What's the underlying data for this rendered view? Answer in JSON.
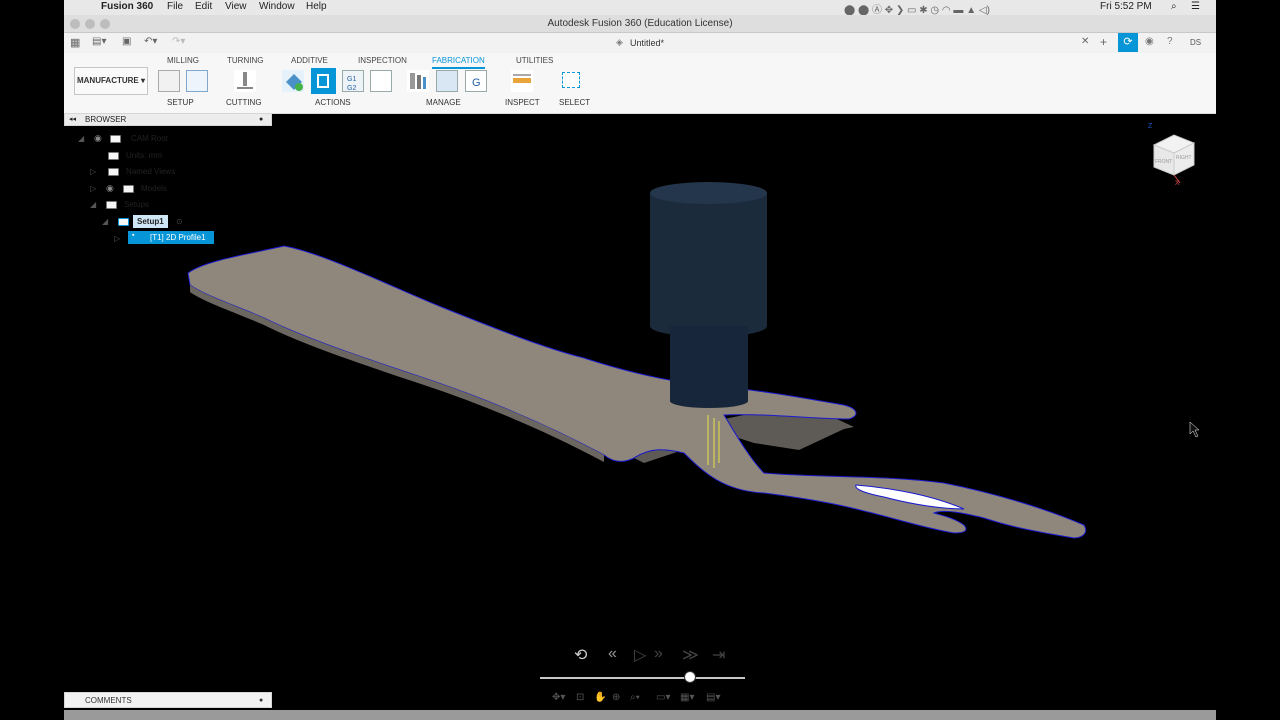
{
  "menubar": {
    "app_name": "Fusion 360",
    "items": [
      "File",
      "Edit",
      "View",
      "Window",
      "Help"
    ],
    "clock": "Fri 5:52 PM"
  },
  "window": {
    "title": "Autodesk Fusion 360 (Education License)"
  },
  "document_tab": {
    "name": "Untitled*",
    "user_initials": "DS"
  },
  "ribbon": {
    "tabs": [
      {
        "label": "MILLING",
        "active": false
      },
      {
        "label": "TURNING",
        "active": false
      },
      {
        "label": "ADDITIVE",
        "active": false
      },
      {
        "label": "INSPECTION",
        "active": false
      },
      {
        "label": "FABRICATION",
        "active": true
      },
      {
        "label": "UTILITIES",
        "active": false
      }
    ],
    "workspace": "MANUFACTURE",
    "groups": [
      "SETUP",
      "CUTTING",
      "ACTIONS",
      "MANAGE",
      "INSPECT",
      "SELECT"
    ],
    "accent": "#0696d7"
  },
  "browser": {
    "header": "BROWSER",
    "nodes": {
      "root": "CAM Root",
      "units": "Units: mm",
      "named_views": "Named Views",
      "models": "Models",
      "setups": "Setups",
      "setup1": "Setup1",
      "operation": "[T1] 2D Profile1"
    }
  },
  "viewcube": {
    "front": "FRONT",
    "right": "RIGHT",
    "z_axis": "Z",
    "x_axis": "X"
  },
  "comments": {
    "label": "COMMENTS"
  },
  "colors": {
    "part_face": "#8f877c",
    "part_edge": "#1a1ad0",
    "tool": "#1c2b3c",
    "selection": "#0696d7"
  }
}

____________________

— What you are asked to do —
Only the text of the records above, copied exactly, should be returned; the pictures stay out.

— The completed task —
What's the underlying data for this rendered view? Answer in JSON.
{
  "menubar": {
    "app_name": "Fusion 360",
    "items": [
      "File",
      "Edit",
      "View",
      "Window",
      "Help"
    ],
    "clock": "Fri 5:52 PM"
  },
  "window": {
    "title": "Autodesk Fusion 360 (Education License)"
  },
  "document_tab": {
    "name": "Untitled*",
    "user_initials": "DS"
  },
  "ribbon": {
    "tabs": [
      {
        "label": "MILLING",
        "active": false
      },
      {
        "label": "TURNING",
        "active": false
      },
      {
        "label": "ADDITIVE",
        "active": false
      },
      {
        "label": "INSPECTION",
        "active": false
      },
      {
        "label": "FABRICATION",
        "active": true
      },
      {
        "label": "UTILITIES",
        "active": false
      }
    ],
    "workspace": "MANUFACTURE",
    "groups": [
      "SETUP",
      "CUTTING",
      "ACTIONS",
      "MANAGE",
      "INSPECT",
      "SELECT"
    ],
    "accent": "#0696d7"
  },
  "browser": {
    "header": "BROWSER",
    "nodes": {
      "root": "CAM Root",
      "units": "Units: mm",
      "named_views": "Named Views",
      "models": "Models",
      "setups": "Setups",
      "setup1": "Setup1",
      "operation": "[T1] 2D Profile1"
    }
  },
  "viewcube": {
    "front": "FRONT",
    "right": "RIGHT",
    "z_axis": "Z",
    "x_axis": "X"
  },
  "comments": {
    "label": "COMMENTS"
  },
  "colors": {
    "part_face": "#8f877c",
    "part_edge": "#1a1ad0",
    "tool": "#1c2b3c",
    "selection": "#0696d7"
  }
}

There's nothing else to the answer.